Making the decision to exhibit at a trade show is a significant commitment—in both time and expense—for any size company. Trade shows can deliver significant bottom-line benefits by generating valuable sales leads, increasing company awareness, launching new products or services, building brand recognition, finding new channel members and gaining media attention. In order to successfully achieve any of these, however, you must first select the right trade show for your company.

If you are the person tasked with this selection process, the burden is on you to make an informed decision, selecting shows that will deliver the right target audience for your marketing message. Here are a few questions to ask when evaluating your trade show options:

What are my goals? You first must determine your objectives for the show so you can choose the show that will give your company the best return on investment (ROI) in terms of your goals. If your goal is on-site sales, picking a show where there are dozens of competitors selling similar products will be a bust and a colossal waste of money.

Who will be there? Your first step will be to quantify the total number of relevant prospects, buyers, and influences who will be interested in your company’s products or services. Obtain an Exhibitor’s Registration Kit and look at the attendee profile of previous shows, including job title, industry representation, type of business, and geographical distribution.

Does size really matter? Bigger isn’t really necessarily better. Really. The size of the show should match your goals sales leads, units sold, etc.). If you’re a smaller company, it might be difficult to stand out at big trade shows, whereas at a smaller one you might be more noticeable. Smaller ones, however, won’t generate the same high number of leads as larger shows so you’ll have to weigh the pros and cons of both and how they relate to your overall objectives.

Will your competitors be there? Though you might not like competing for the same mindshare, the proximity of competitors in one place can be a boon for your business. Find out in advance which of your competitors are going to be there. This actually can help you formulate a winning strategy and effective marketing message specific to that show. What new products are you introducing? And, how and why are they better than your competitor’s?

Is it the right choice? Though you’ll never know for sure in advance whether a trade show is going to deliver a return on your investment, there are some ways to hedge your bets. Ask yourself whether this show is well aligned with the core competencies of your business or just one facet of its offerings? Is the right audience going to participate? Can my company stand out and be unique on the show floor?

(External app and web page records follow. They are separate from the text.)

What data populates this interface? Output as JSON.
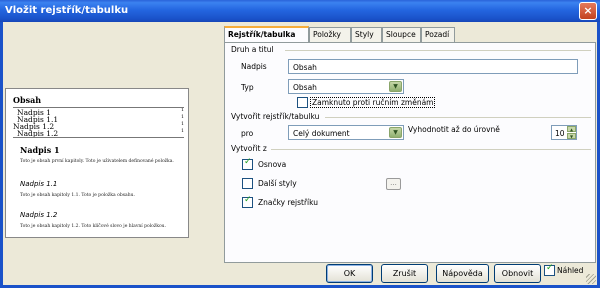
{
  "window": {
    "title": "Vložit rejstřík/tabulku"
  },
  "titlebar": {
    "close_glyph": "×"
  },
  "preview": {
    "title": "Obsah",
    "toc": [
      {
        "label": "Nadpis 1",
        "page": "1"
      },
      {
        "label": "Nadpis 1.1",
        "page": "1"
      },
      {
        "label": "Nadpis 1.2",
        "page": "1"
      },
      {
        "label": "Nadpis 1.2",
        "page": "1"
      }
    ],
    "h1": "Nadpis 1",
    "p1": "Toto je obsah první kapitoly. Toto je uživatelem definované položka.",
    "h11": "Nadpis 1.1",
    "p11": "Toto je obsah kapitoly 1.1. Toto je položka obsahu.",
    "h12": "Nadpis 1.2",
    "p12": "Toto je obsah kapitoly 1.2. Toto klíčové slovo je hlavní položkou."
  },
  "tabs": [
    {
      "label": "Rejstřík/tabulka",
      "active": true
    },
    {
      "label": "Položky",
      "active": false
    },
    {
      "label": "Styly",
      "active": false
    },
    {
      "label": "Sloupce",
      "active": false
    },
    {
      "label": "Pozadí",
      "active": false
    }
  ],
  "type_title": {
    "section_label": "Druh a titul",
    "title_label": "Nadpis",
    "title_value": "Obsah",
    "type_label": "Typ",
    "type_value": "Obsah",
    "protect_label": "Zamknuto proti ručním změnám",
    "protect_checked": false
  },
  "create_index": {
    "section_label": "Vytvořit rejstřík/tabulku",
    "for_label": "pro",
    "for_value": "Celý dokument",
    "eval_label": "Vyhodnotit až do úrovně",
    "level_value": "10"
  },
  "create_from": {
    "section_label": "Vytvořit z",
    "outline_label": "Osnova",
    "outline_checked": true,
    "styles_label": "Další styly",
    "styles_checked": false,
    "styles_btn": "...",
    "marks_label": "Značky rejstříku",
    "marks_checked": true
  },
  "buttons": {
    "ok": "OK",
    "cancel": "Zrušit",
    "help": "Nápověda",
    "reset": "Obnovit",
    "preview_label": "Náhled",
    "preview_checked": true
  },
  "colors": {
    "titlebar": "#2466e0",
    "dialog_bg": "#ece9d8",
    "active_tab_accent": "#f6ad3a"
  }
}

What about media coverage? Ask for last year’s press list. Do any of these publications reach your target customers? Do you have a compelling story to tell them? If so, this show might be a good fit.